“On the Popplet website you can zoom in and out to see the pictures and text up close.  It’s a very simple, linear presentation. There’s a lot of room to go much deeper and more complex with Popplet.  Hopefully we’ll be able to spend more time with it and explore all it has to offer. When I’m logged in to Popplet, I’m actually able to click on the setting icon to put it into “presentation mode” (under the “view” tab) for a slide show.   That’s how we shared our Giraffe Popplet with the kids.” –Technology In Early Childhood


Technology In Early Childhood

Reasons V2
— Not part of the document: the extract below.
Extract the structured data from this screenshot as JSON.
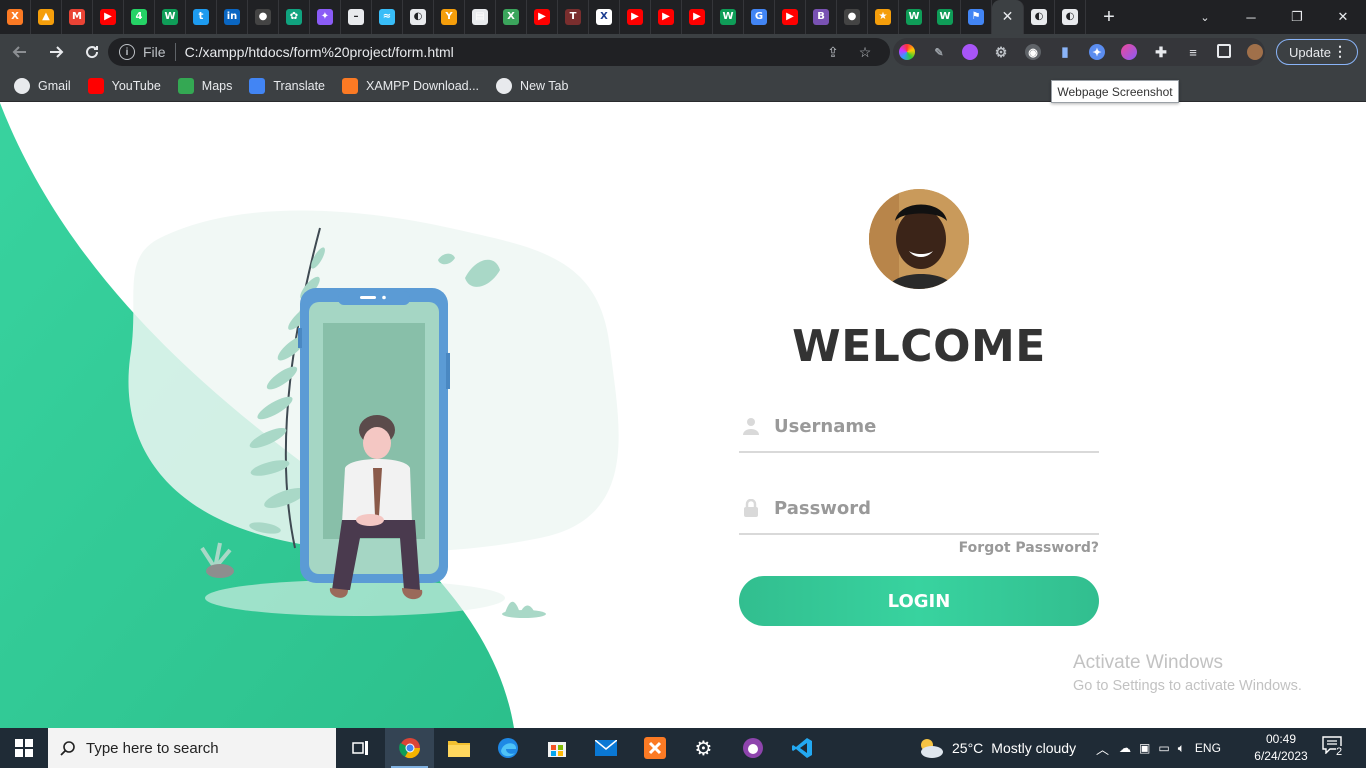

After reading Aspens concept map (from designed to present her reasons for using ICTs for learning and teaching I wanted to add it to my blog, mostly for my personal benefit so that I can easily refer to it as a way of extending on my own concept map of my reasons for using ICTs for learning and teaching.

I found Aspens concept map so easy to follow and read as it was organised and sorted really well and her reasons were detailed and very thought through. She did an amazing job creating her concept map!


Image from

Google Books Ngram Viewer

Ngram allows you to enter phrases and in return it will generate a graph showing the how those phrases have appeared based on the corpus of millions of books that Google has thus far scanned. In the article, Zimmer says that Google’s site “…allows anyone to plumb the history of language patterns in the corpus.”  It is easy to use and available to everyone who can connect to the internet.

A post on describes Ngram as fun and useful for all of us who are fascinated by English language usage and instructive to see how language usage reflects our understandings and beliefs about our society, our history, and our times.

Ngram can be used by teachers, as a tool to inform us of the actual usage frequency of structures, words, and topics we include in our classrooms and materials.